When I was in the ambulance, hysterical, the sweeet, young EMT’s told me that this happens all the time–babies, toddlers, kids fall all the time from all kinds of places: stairs, couches, beds, and yes, islands. That didn’t seem to help the fact that I felt like a huge loser who put my daughter in danger because I wanted to see her and wasn’t thinking through the risks of having her car seat on that island with no buckles secured.
Two days we stayed together in that hospital room, she in the bed and me in the chair next to her.
Two nights the nurses were so sweet they let me crawl into the tiny bed with her (which wasn’t really allowed, but they looked the other way) because I just wanted to be close to her, hear her breathing, reassure her that I loved her and that I never meant for this to happen. I nursed her and held her and watched her breathe and looked under her tiny hat at her bruises and swollen little head and prayed to God that she would be alright.
MRI. IV. Another MRI. Blood samples. Temperature. Poking. Prodding. Shining lights in eyes and reflexes and temperature and reassuring nurses that it would be alright, it would be alright, there was no vomiting and she was eating and sleeping.
I remember laying my hand on her little body and trying to negotiate with God if you just please let her be okay, you can do anything you want to me. She is perfect and innocent–she is a tiny infant and I have had a wonderful life and if you just let her be okay, I’ll give up anything. As if God entertains such bargains.
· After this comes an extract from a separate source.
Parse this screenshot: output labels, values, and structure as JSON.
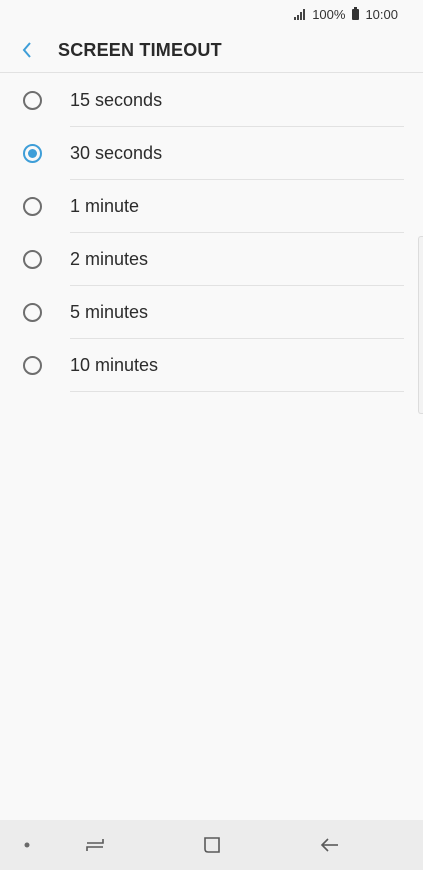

Six months later, when the amazing neurosurgeon Dr. Tye reassured us that she was just fine, her skull fractures were healed and she was flourishing I found myself with a cool domain name and a website, neither of which I really understood but both of which for I was grateful.
The term “mommy blog” was a vague concept to me and, as a corporate gal, it was a world into which I started to dip my toe and ended up doing the Nestea plunge. And yes, I realize I’m aging myself with that reference.
Parents need to talk about this stuff. Not just successes and milestones but the stuff that scares the shit out of us and makes us prematurely gray did we not color our hair.
Parents need each other without judgements and with piles of support and learning and reading and improving every single day because the truth is, none of us starts out knowing what we’re doing.
Thank you so much for taking the time to read this and please share this, and any other story here that can help someone else.
After all, the hospitals don’t send these darling little creatures home with instruction books detailed enough for real life, and real life is what we’re all living with them every single day.